For the second time in history, all 11 counties along the Rock River were represented Thursday, April 28, for the Rock River Trail Meet the Neighbors Conference, held at the Clock Tower Resort.
After an opening ceremony by Terry “Standing Buffalo” Reynolds and Dennis “White Bear” Dillard of the Native American Awareness Committee, host Frank Schier, who founded the Rock River Trail in 2010, introduced a dozen speakers who gave updates on ongoing improvements to the river and future developments of the trail. Schier also gave presentations about Rock River campsites and dams, and presented the 50 in attendance with an overview of accomplishments since last year’s Creating the Rock River Trail conference.
Since founding the trail, Schier and partners of the Rock River Trail Initiative have championed the trail to several lawmakers to push for national recognition. In February, U.S. Reps. Don Manzullo (R-16), Tammy Baldwin (D-Wis.) and Bobby Schilling (R-17) participated in a legislative briefing on the Rock River Trail. Each saw tremendous value in the project, which aims to bring historic, economic and recreational awareness along the 285 miles of the Rock River.
Earlier this month, Schier hand-delivered 10,000 oak saplings along the river. Each county received 910 trees. Among the saplings were bur oak, white oak, red oak and swamp oak. Those who took advantage of the giveaway agreed to plant the trees within sight of the Rock River.

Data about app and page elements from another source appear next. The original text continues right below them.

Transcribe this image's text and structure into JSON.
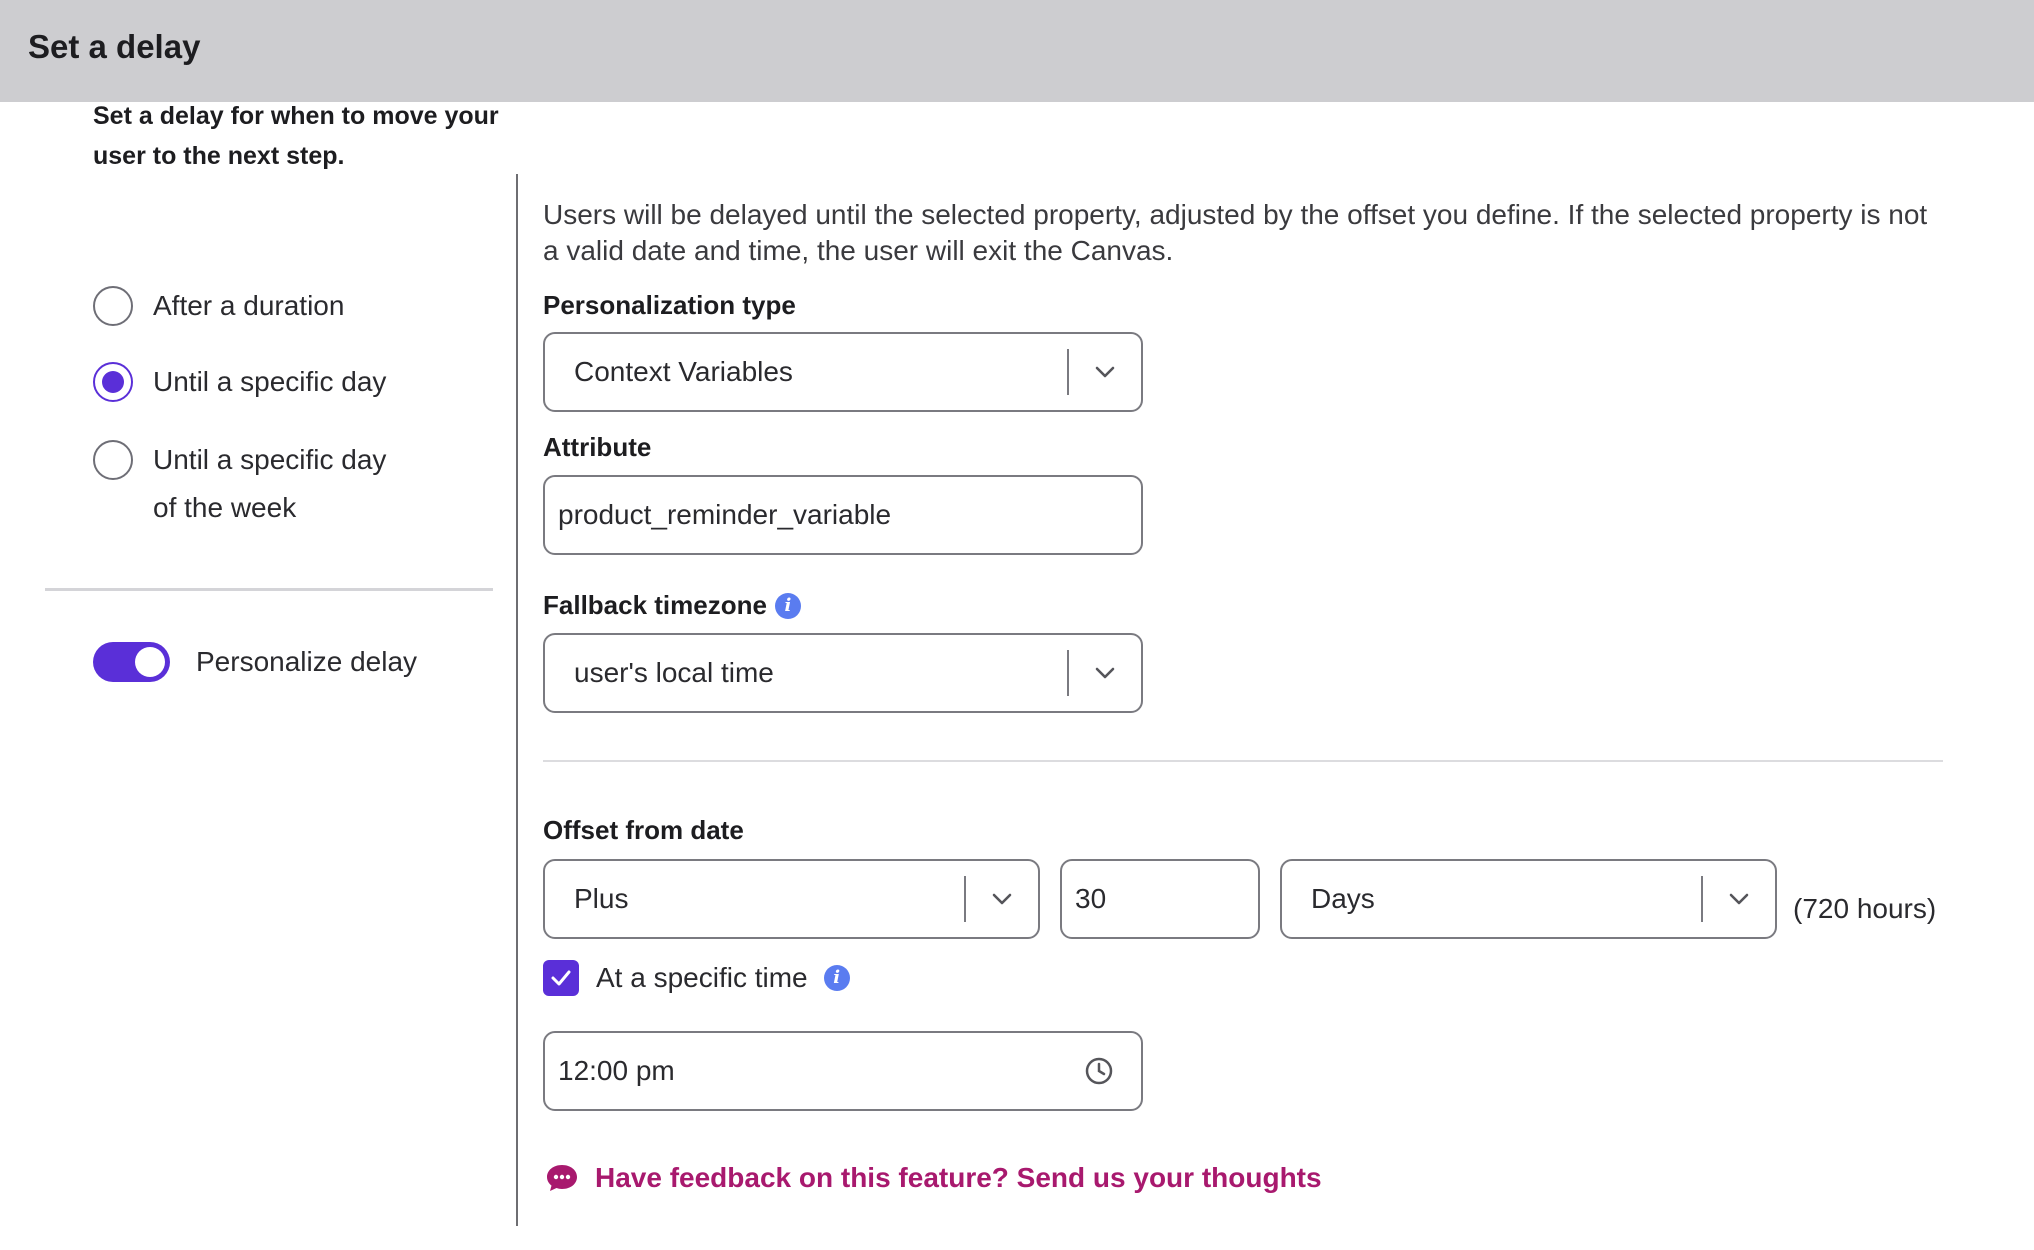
{
  "header": {
    "title": "Set a delay"
  },
  "left": {
    "intro": "Set a delay for when to move your user to the next step.",
    "options": [
      {
        "label": "After a duration",
        "checked": false
      },
      {
        "label": "Until a specific day",
        "checked": true
      },
      {
        "label": "Until a specific day of the week",
        "checked": false
      }
    ],
    "personalize": {
      "label": "Personalize delay",
      "on": true
    }
  },
  "main": {
    "description": "Users will be delayed until the selected property, adjusted by the offset you define. If the selected property is not a valid date and time, the user will exit the Canvas.",
    "personalization_type": {
      "label": "Personalization type",
      "value": "Context Variables"
    },
    "attribute": {
      "label": "Attribute",
      "value": "product_reminder_variable"
    },
    "fallback_timezone": {
      "label": "Fallback timezone",
      "value": "user's local time",
      "info_icon": "info-icon"
    },
    "offset": {
      "label": "Offset from date",
      "direction": "Plus",
      "amount": "30",
      "unit": "Days",
      "hours_note": "(720 hours)"
    },
    "specific_time": {
      "label": "At a specific time",
      "checked": true,
      "value": "12:00 pm"
    },
    "feedback": "Have feedback on this feature? Send us your thoughts"
  },
  "colors": {
    "accent": "#5a2fd8",
    "feedback": "#a8196e",
    "info": "#5a7cf0",
    "header_bg": "#cdcdd0"
  }
}
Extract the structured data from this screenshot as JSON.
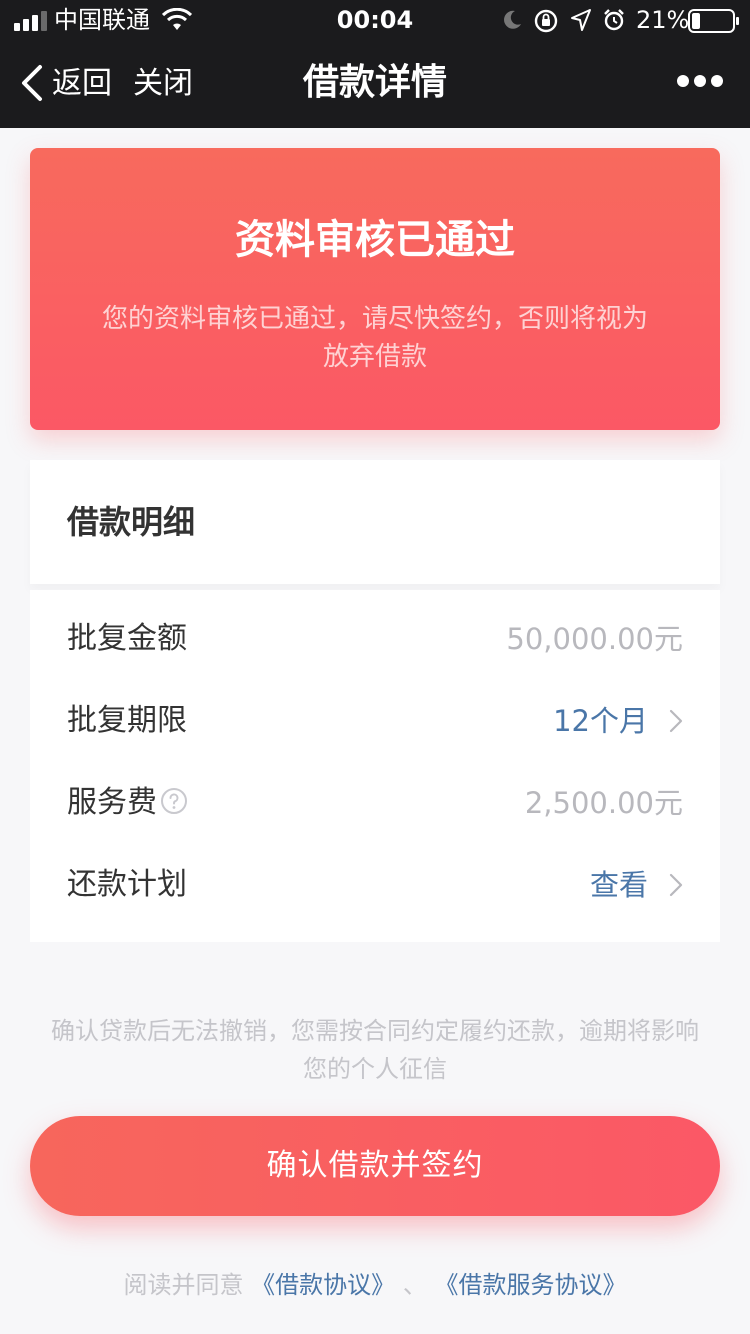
{
  "status_bar": {
    "carrier": "中国联通",
    "time": "00:04",
    "battery_percent": "21%",
    "battery_level": 0.21,
    "icons": [
      "signal-icon",
      "wifi-icon",
      "moon-icon",
      "rotation-lock-icon",
      "location-icon",
      "alarm-icon",
      "battery-icon"
    ]
  },
  "nav": {
    "back_label": "返回",
    "close_label": "关闭",
    "title": "借款详情",
    "more_icon": "more-icon"
  },
  "banner": {
    "title": "资料审核已通过",
    "description": "您的资料审核已通过，请尽快签约，否则将视为放弃借款"
  },
  "details": {
    "title": "借款明细",
    "rows": [
      {
        "label": "批复金额",
        "value": "50,000.00元"
      },
      {
        "label": "批复期限",
        "value": "12个月"
      },
      {
        "label": "服务费",
        "value": "2,500.00元"
      },
      {
        "label": "还款计划",
        "value": "查看"
      }
    ]
  },
  "notice": "确认贷款后无法撤销，您需按合同约定履约还款，逾期将影响您的个人征信",
  "confirm_button": "确认借款并签约",
  "agreement": {
    "prefix": "阅读并同意",
    "loan_agreement": "《借款协议》",
    "separator": "、",
    "service_agreement": "《借款服务协议》"
  },
  "colors": {
    "accent": "#fb5865",
    "link": "#4a76a8",
    "topbar": "#1b1b1d"
  }
}
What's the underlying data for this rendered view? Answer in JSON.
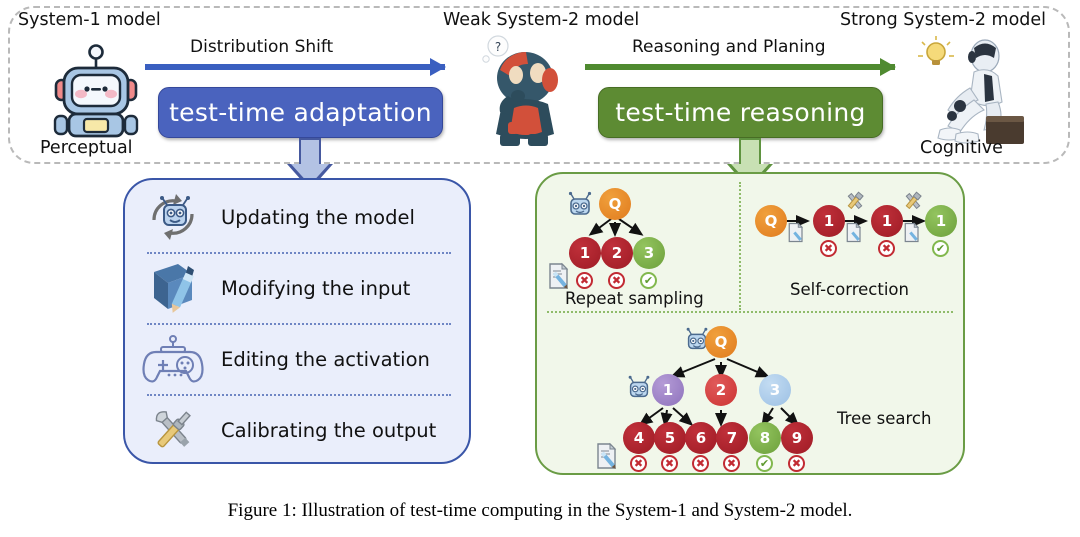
{
  "figure": {
    "caption": "Figure 1: Illustration of test-time computing in the System-1 and System-2 model."
  },
  "banner": {
    "stage_labels": {
      "system1": "System-1 model",
      "weak_system2": "Weak System-2 model",
      "strong_system2": "Strong System-2 model"
    },
    "role_labels": {
      "left": "Perceptual",
      "right": "Cognitive"
    },
    "arrows": [
      {
        "label": "Distribution Shift",
        "color": "#3a5fc0"
      },
      {
        "label": "Reasoning and Planing",
        "color": "#4f8a30"
      }
    ],
    "pills": [
      {
        "label": "test-time adaptation",
        "color": "#4a63be"
      },
      {
        "label": "test-time reasoning",
        "color": "#5d8b33"
      }
    ]
  },
  "left_panel": {
    "accent": "#3a56a8",
    "background": "#eaeefb",
    "methods": [
      {
        "icon": "refresh-robot-icon",
        "label": "Updating the model"
      },
      {
        "icon": "book-pencil-icon",
        "label": "Modifying the input"
      },
      {
        "icon": "gamepad-icon",
        "label": "Editing the activation"
      },
      {
        "icon": "wrench-screwdriver-icon",
        "label": "Calibrating the output"
      }
    ]
  },
  "right_panel": {
    "accent": "#6a9c45",
    "background": "#f1f7ea",
    "sections": [
      {
        "title": "Repeat sampling"
      },
      {
        "title": "Self-correction"
      },
      {
        "title": "Tree search"
      }
    ],
    "repeat_sampling": {
      "root": "Q",
      "children": [
        {
          "label": "1",
          "color": "#a5222c",
          "verdict": "x"
        },
        {
          "label": "2",
          "color": "#a5222c",
          "verdict": "x"
        },
        {
          "label": "3",
          "color": "#76a842",
          "verdict": "ok"
        }
      ]
    },
    "self_correction": {
      "root": "Q",
      "steps": [
        {
          "label": "1",
          "color": "#a5222c",
          "verdict": "x"
        },
        {
          "label": "1",
          "color": "#a5222c",
          "verdict": "x"
        },
        {
          "label": "1",
          "color": "#76a842",
          "verdict": "ok"
        }
      ]
    },
    "tree_search": {
      "root": "Q",
      "level1": [
        {
          "label": "1",
          "color": "#9b7fc4"
        },
        {
          "label": "2",
          "color": "#d44a4a"
        },
        {
          "label": "3",
          "color": "#a8c8e8"
        }
      ],
      "leaves": [
        {
          "label": "4",
          "color": "#a5222c",
          "verdict": "x"
        },
        {
          "label": "5",
          "color": "#a5222c",
          "verdict": "x"
        },
        {
          "label": "6",
          "color": "#a5222c",
          "verdict": "x"
        },
        {
          "label": "7",
          "color": "#a5222c",
          "verdict": "x"
        },
        {
          "label": "8",
          "color": "#76a842",
          "verdict": "ok"
        },
        {
          "label": "9",
          "color": "#a5222c",
          "verdict": "x"
        }
      ]
    },
    "marks": {
      "x": "✖",
      "ok": "✔"
    }
  }
}
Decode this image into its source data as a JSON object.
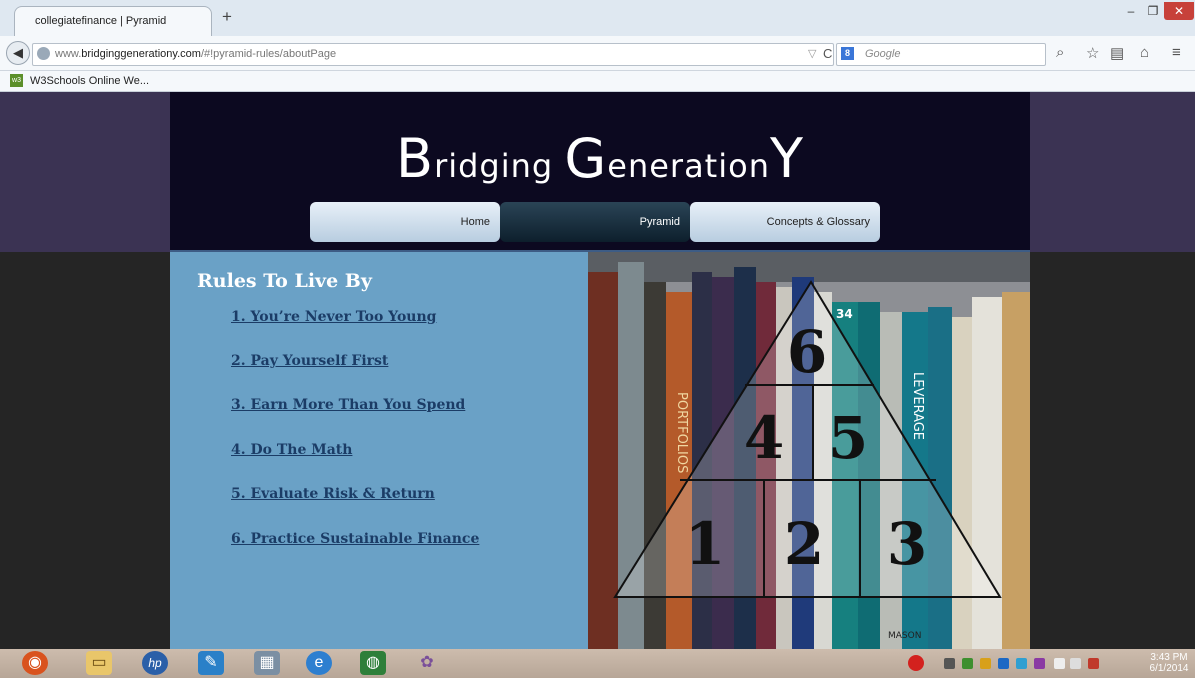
{
  "browser": {
    "tab_title": "collegiatefinance | Pyramid",
    "new_tab": "+",
    "url_prefix": "www.",
    "url_domain": "bridginggenerationy.com",
    "url_path": "/#!pyramid-rules/aboutPage",
    "url_controls": "▽",
    "reload": "C",
    "search_engine": "8",
    "search_placeholder": "Google",
    "bookmark_label": "W3Schools Online We..."
  },
  "site": {
    "title_parts": {
      "b_big": "B",
      "b_rest": "ridging ",
      "g_big": "G",
      "g_rest": "eneration",
      "y_big": "Y"
    },
    "nav": [
      "Home",
      "Pyramid",
      "Concepts & Glossary"
    ],
    "rules_heading": "Rules To Live By",
    "rules": [
      "1. You’re Never Too Young",
      "2. Pay Yourself First",
      "3. Earn More Than You Spend",
      "4. Do The Math",
      "5. Evaluate Risk & Return",
      "6. Practice Sustainable Finance"
    ],
    "pyramid_numbers": [
      "1",
      "2",
      "3",
      "4",
      "5",
      "6"
    ],
    "book_labels": [
      "PORTFOLIOS",
      "LEVERAGE",
      "34",
      "MASON"
    ]
  },
  "taskbar": {
    "time": "3:43 PM",
    "date": "6/1/2014"
  },
  "colors": {
    "header_bg": "#0c0920",
    "rules_bg": "#6aa1c6",
    "rule_link": "#1b3c66",
    "side_top": "#3b3353"
  }
}
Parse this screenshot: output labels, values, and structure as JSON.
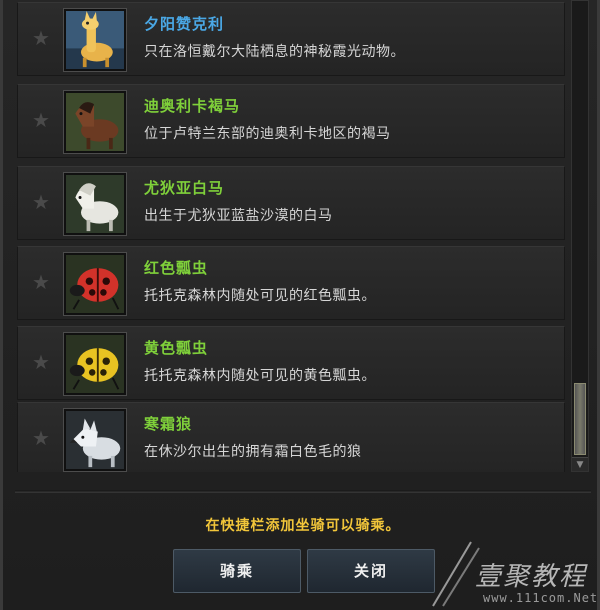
{
  "mounts": [
    {
      "name": "夕阳赞克利",
      "description": "只在洛恒戴尔大陆栖息的神秘霞光动物。",
      "name_color": "#4aa8e6",
      "icon": "llama-icon"
    },
    {
      "name": "迪奥利卡褐马",
      "description": "位于卢特兰东部的迪奥利卡地区的褐马",
      "name_color": "#7fd03a",
      "icon": "brown-horse-icon"
    },
    {
      "name": "尤狄亚白马",
      "description": "出生于尤狄亚蓝盐沙漠的白马",
      "name_color": "#7fd03a",
      "icon": "white-horse-icon"
    },
    {
      "name": "红色瓢虫",
      "description": "托托克森林内随处可见的红色瓢虫。",
      "name_color": "#7fd03a",
      "icon": "red-ladybug-icon"
    },
    {
      "name": "黄色瓢虫",
      "description": "托托克森林内随处可见的黄色瓢虫。",
      "name_color": "#7fd03a",
      "icon": "yellow-ladybug-icon"
    },
    {
      "name": "寒霜狼",
      "description": "在休沙尔出生的拥有霜白色毛的狼",
      "name_color": "#7fd03a",
      "icon": "frost-wolf-icon"
    }
  ],
  "hint": "在快捷栏添加坐骑可以骑乘。",
  "buttons": {
    "ride": "骑乘",
    "close": "关闭"
  },
  "watermark": {
    "text": "壹聚教程",
    "url": "www.111com.Net"
  }
}
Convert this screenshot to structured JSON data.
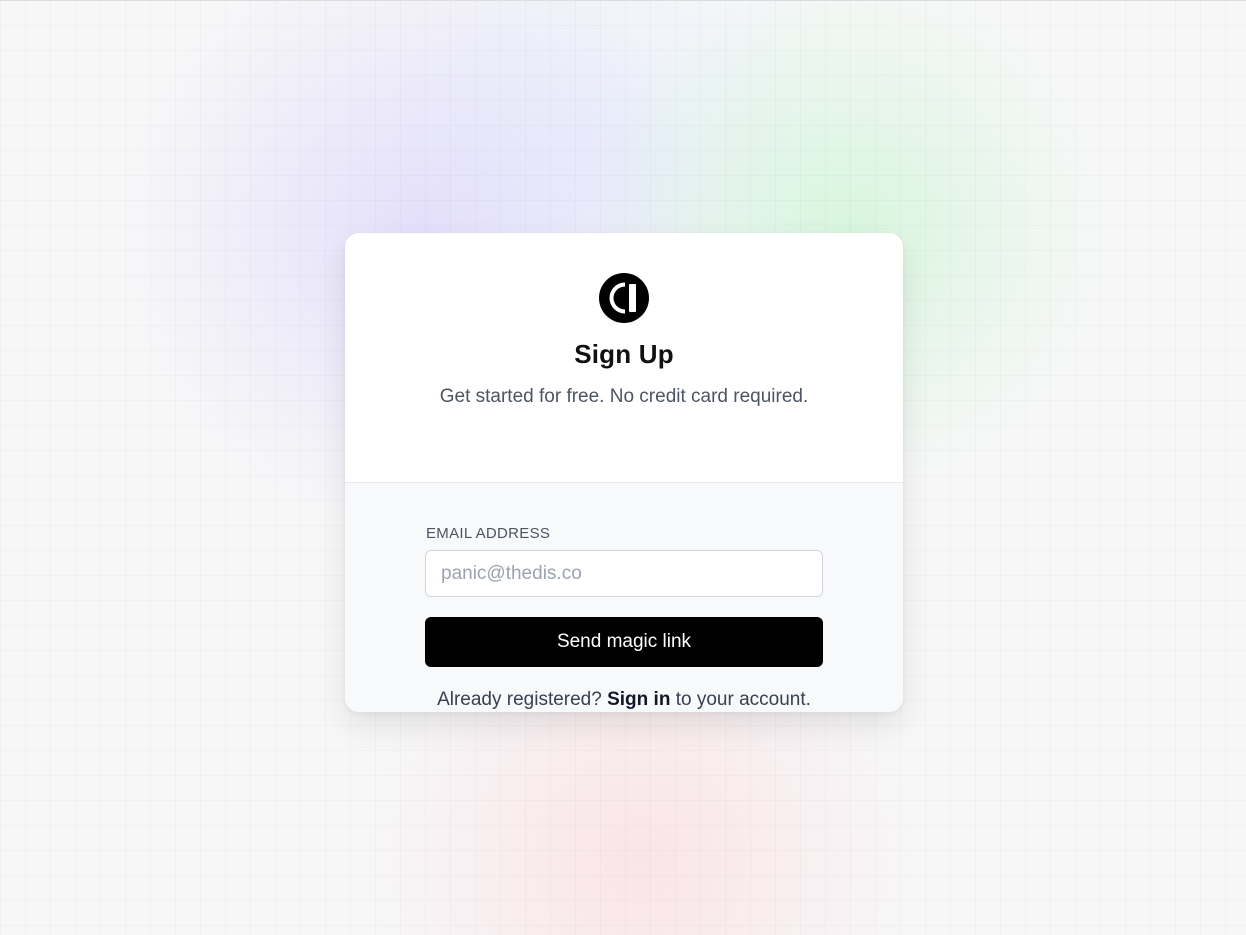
{
  "page": {
    "background_color": "#f7f7f8"
  },
  "card": {
    "logo_icon": "brand-logo-icon",
    "title": "Sign Up",
    "subtitle": "Get started for free. No credit card required."
  },
  "form": {
    "email_label": "EMAIL ADDRESS",
    "email_value": "",
    "email_placeholder": "panic@thedis.co",
    "submit_label": "Send magic link",
    "submit_color": "#000000"
  },
  "footer": {
    "prefix": "Already registered?",
    "link_label": "Sign in",
    "suffix": "to your account."
  }
}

“We all have 10,000 new trees along our river,” Schier said during the morning session.
Other morning speakers included Burpee Natural History Museum Executive Director Dr. Alan Brown, Lake Sinissippi (Wis.) Commissioner Greg Farnham and University of Wisconsin Extension’s Rock River Basin Educator Suzanne Wade. Each shared information about how their respective efforts will help improve the Rock River Trail vision of developing far-reaching partnerships to preserve the region.
Winnebago County Board Chairman Scott Christiansen (R) welcomed afternoon speakers. Presenters included Nathan Hill from the Rockford Park District, who gave updates about area dam maintenance and fish passages; Winnebago County Highway Department Engineer Joe Vanderwerff, who presented the importance of Illinois House Bill HJR 27 and how it will play a part in Rock River Trail signage; and City of Rockford Capital Program Manager Pat Zuroske, who is a point person on the Rockford Riverwalk. The Riverwalk, a brainchild of Rockford Mayor Larry Morrissey (I), will be a walking path stretching from Burpee Museum to Klehm Arboretum, as it winds through downtown along the banks of the Rock River.
“This isn’t something we have on the shelf,” Zuroske said. “We have been actively working on this project, and it will become a reality.”
Construction on the Rockford Riverwalk is slated to begin in July and be completed next year.
The event concluded with a presentation of the Mississippi River Coordinating Council, presented by Dorothy Oliver, senior policy adviser to Illinois Lt. Gov. Sheila Simon and a closing prayer by Mac “Spotted Horse” MacVenn from the Native American Awareness Committee.
From the May 4-10, 2011 issue of The Rock River Times